● **About this task**: Word for word, reproduce all entries below, leaving every picture out.

● **Records**:
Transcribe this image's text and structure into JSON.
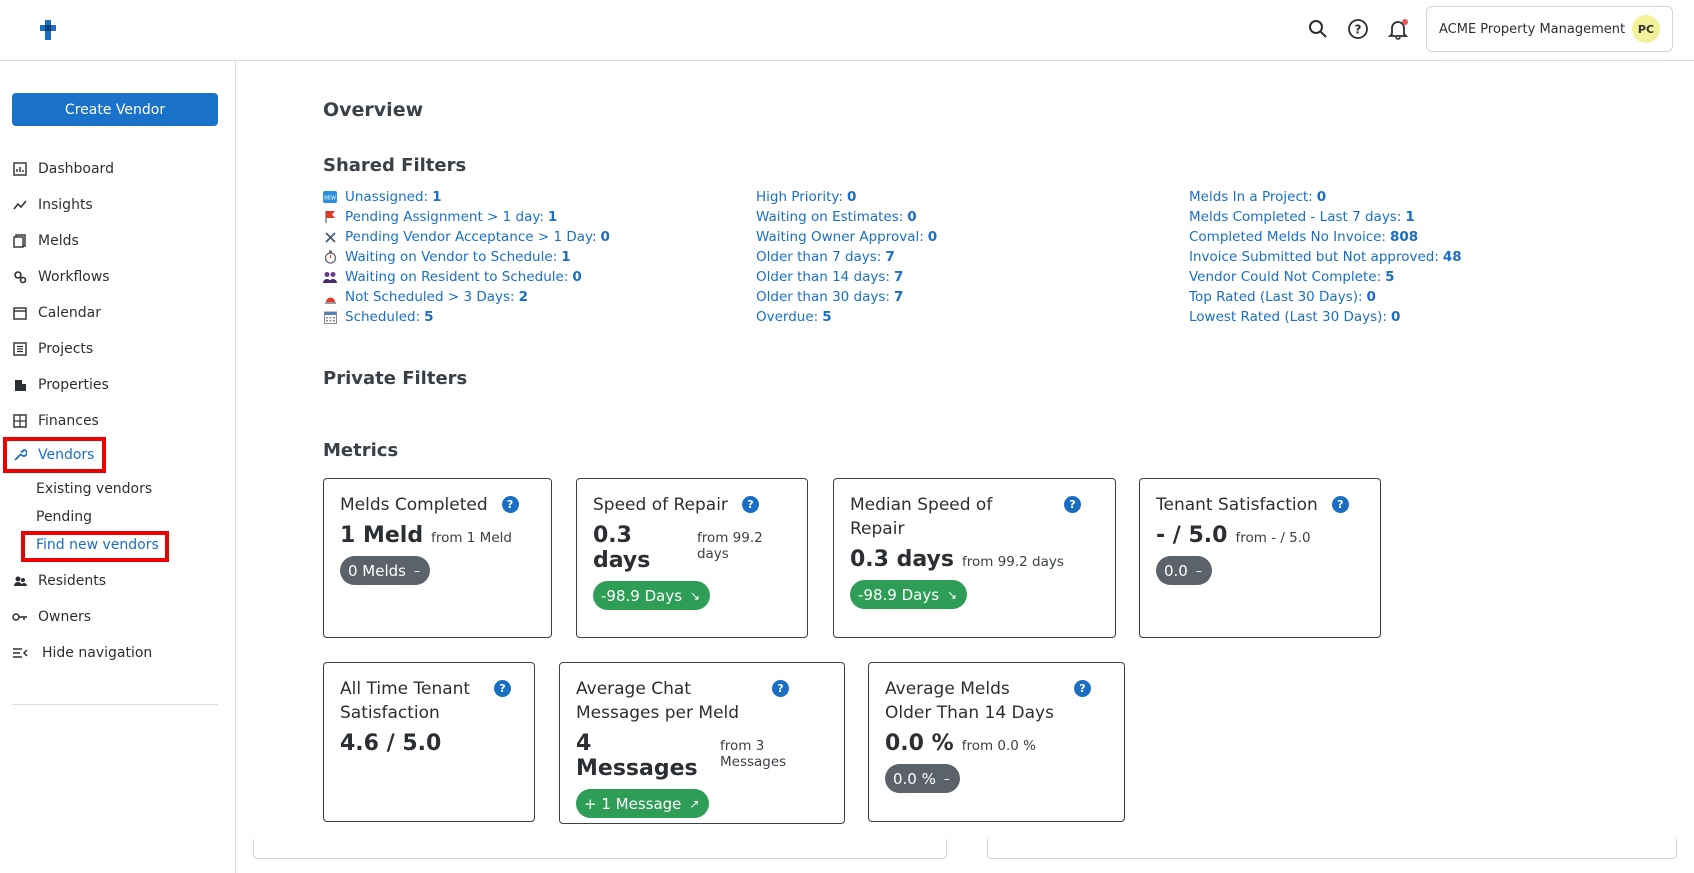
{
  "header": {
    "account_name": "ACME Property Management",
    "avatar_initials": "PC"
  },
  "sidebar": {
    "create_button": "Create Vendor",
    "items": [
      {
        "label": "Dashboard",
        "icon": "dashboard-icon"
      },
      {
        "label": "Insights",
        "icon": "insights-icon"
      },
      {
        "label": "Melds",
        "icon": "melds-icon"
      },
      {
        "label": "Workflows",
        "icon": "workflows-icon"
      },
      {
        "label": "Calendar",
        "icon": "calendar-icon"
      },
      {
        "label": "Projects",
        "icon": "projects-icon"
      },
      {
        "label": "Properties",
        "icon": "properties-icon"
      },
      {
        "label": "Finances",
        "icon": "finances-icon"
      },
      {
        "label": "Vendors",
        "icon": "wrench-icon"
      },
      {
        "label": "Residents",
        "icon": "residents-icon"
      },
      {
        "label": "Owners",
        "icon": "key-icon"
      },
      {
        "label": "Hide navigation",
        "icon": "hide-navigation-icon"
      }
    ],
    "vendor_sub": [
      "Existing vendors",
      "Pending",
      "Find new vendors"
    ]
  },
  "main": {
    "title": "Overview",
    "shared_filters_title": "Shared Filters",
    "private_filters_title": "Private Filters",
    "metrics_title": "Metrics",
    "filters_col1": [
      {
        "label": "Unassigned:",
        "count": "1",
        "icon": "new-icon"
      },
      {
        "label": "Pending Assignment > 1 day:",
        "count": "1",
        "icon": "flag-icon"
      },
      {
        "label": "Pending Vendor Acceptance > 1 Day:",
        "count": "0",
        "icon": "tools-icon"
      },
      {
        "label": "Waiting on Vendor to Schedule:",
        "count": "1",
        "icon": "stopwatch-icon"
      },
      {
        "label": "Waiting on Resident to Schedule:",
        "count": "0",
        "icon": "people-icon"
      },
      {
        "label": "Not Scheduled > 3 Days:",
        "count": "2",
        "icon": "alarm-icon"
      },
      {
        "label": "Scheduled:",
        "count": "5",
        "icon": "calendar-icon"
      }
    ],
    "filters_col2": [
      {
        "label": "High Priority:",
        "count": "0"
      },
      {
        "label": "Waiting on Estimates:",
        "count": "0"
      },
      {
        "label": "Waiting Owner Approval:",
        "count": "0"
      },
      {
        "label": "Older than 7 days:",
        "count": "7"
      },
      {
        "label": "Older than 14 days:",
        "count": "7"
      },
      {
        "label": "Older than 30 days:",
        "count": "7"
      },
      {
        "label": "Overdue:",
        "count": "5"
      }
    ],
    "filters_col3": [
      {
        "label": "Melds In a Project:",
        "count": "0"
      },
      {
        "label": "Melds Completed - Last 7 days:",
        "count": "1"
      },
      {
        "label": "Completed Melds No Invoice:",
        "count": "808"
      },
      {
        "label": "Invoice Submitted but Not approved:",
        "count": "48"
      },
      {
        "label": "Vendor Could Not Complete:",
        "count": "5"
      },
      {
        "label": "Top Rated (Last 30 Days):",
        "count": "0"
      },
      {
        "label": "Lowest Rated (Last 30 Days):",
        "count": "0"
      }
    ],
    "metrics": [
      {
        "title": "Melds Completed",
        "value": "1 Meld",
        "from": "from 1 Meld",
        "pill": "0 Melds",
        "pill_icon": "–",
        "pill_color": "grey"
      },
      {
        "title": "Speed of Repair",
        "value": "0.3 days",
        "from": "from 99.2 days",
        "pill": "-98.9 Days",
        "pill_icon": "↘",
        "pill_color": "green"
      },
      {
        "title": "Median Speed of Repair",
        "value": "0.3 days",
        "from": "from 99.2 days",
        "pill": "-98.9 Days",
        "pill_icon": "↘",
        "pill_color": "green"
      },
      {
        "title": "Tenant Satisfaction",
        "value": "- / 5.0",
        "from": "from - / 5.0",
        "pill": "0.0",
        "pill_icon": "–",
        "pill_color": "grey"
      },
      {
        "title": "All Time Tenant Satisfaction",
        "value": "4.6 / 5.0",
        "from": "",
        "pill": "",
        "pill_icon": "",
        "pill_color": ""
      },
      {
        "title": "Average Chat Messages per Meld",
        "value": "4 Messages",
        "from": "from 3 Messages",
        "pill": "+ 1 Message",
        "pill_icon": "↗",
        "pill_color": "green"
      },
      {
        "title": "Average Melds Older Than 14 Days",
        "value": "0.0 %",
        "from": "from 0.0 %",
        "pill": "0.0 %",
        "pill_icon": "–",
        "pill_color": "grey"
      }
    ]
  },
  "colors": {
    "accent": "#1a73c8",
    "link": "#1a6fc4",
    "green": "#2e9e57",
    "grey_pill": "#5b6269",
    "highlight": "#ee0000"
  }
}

● **Expected output**:
Transcribe this image's text and structure into JSON.
{
  "header": {
    "account_name": "ACME Property Management",
    "avatar_initials": "PC"
  },
  "sidebar": {
    "create_button": "Create Vendor",
    "items": [
      {
        "label": "Dashboard",
        "icon": "dashboard-icon"
      },
      {
        "label": "Insights",
        "icon": "insights-icon"
      },
      {
        "label": "Melds",
        "icon": "melds-icon"
      },
      {
        "label": "Workflows",
        "icon": "workflows-icon"
      },
      {
        "label": "Calendar",
        "icon": "calendar-icon"
      },
      {
        "label": "Projects",
        "icon": "projects-icon"
      },
      {
        "label": "Properties",
        "icon": "properties-icon"
      },
      {
        "label": "Finances",
        "icon": "finances-icon"
      },
      {
        "label": "Vendors",
        "icon": "wrench-icon"
      },
      {
        "label": "Residents",
        "icon": "residents-icon"
      },
      {
        "label": "Owners",
        "icon": "key-icon"
      },
      {
        "label": "Hide navigation",
        "icon": "hide-navigation-icon"
      }
    ],
    "vendor_sub": [
      "Existing vendors",
      "Pending",
      "Find new vendors"
    ]
  },
  "main": {
    "title": "Overview",
    "shared_filters_title": "Shared Filters",
    "private_filters_title": "Private Filters",
    "metrics_title": "Metrics",
    "filters_col1": [
      {
        "label": "Unassigned:",
        "count": "1",
        "icon": "new-icon"
      },
      {
        "label": "Pending Assignment > 1 day:",
        "count": "1",
        "icon": "flag-icon"
      },
      {
        "label": "Pending Vendor Acceptance > 1 Day:",
        "count": "0",
        "icon": "tools-icon"
      },
      {
        "label": "Waiting on Vendor to Schedule:",
        "count": "1",
        "icon": "stopwatch-icon"
      },
      {
        "label": "Waiting on Resident to Schedule:",
        "count": "0",
        "icon": "people-icon"
      },
      {
        "label": "Not Scheduled > 3 Days:",
        "count": "2",
        "icon": "alarm-icon"
      },
      {
        "label": "Scheduled:",
        "count": "5",
        "icon": "calendar-icon"
      }
    ],
    "filters_col2": [
      {
        "label": "High Priority:",
        "count": "0"
      },
      {
        "label": "Waiting on Estimates:",
        "count": "0"
      },
      {
        "label": "Waiting Owner Approval:",
        "count": "0"
      },
      {
        "label": "Older than 7 days:",
        "count": "7"
      },
      {
        "label": "Older than 14 days:",
        "count": "7"
      },
      {
        "label": "Older than 30 days:",
        "count": "7"
      },
      {
        "label": "Overdue:",
        "count": "5"
      }
    ],
    "filters_col3": [
      {
        "label": "Melds In a Project:",
        "count": "0"
      },
      {
        "label": "Melds Completed - Last 7 days:",
        "count": "1"
      },
      {
        "label": "Completed Melds No Invoice:",
        "count": "808"
      },
      {
        "label": "Invoice Submitted but Not approved:",
        "count": "48"
      },
      {
        "label": "Vendor Could Not Complete:",
        "count": "5"
      },
      {
        "label": "Top Rated (Last 30 Days):",
        "count": "0"
      },
      {
        "label": "Lowest Rated (Last 30 Days):",
        "count": "0"
      }
    ],
    "metrics": [
      {
        "title": "Melds Completed",
        "value": "1 Meld",
        "from": "from 1 Meld",
        "pill": "0 Melds",
        "pill_icon": "–",
        "pill_color": "grey"
      },
      {
        "title": "Speed of Repair",
        "value": "0.3 days",
        "from": "from 99.2 days",
        "pill": "-98.9 Days",
        "pill_icon": "↘",
        "pill_color": "green"
      },
      {
        "title": "Median Speed of Repair",
        "value": "0.3 days",
        "from": "from 99.2 days",
        "pill": "-98.9 Days",
        "pill_icon": "↘",
        "pill_color": "green"
      },
      {
        "title": "Tenant Satisfaction",
        "value": "- / 5.0",
        "from": "from - / 5.0",
        "pill": "0.0",
        "pill_icon": "–",
        "pill_color": "grey"
      },
      {
        "title": "All Time Tenant Satisfaction",
        "value": "4.6 / 5.0",
        "from": "",
        "pill": "",
        "pill_icon": "",
        "pill_color": ""
      },
      {
        "title": "Average Chat Messages per Meld",
        "value": "4 Messages",
        "from": "from 3 Messages",
        "pill": "+ 1 Message",
        "pill_icon": "↗",
        "pill_color": "green"
      },
      {
        "title": "Average Melds Older Than 14 Days",
        "value": "0.0 %",
        "from": "from 0.0 %",
        "pill": "0.0 %",
        "pill_icon": "–",
        "pill_color": "grey"
      }
    ]
  },
  "colors": {
    "accent": "#1a73c8",
    "link": "#1a6fc4",
    "green": "#2e9e57",
    "grey_pill": "#5b6269",
    "highlight": "#ee0000"
  }
}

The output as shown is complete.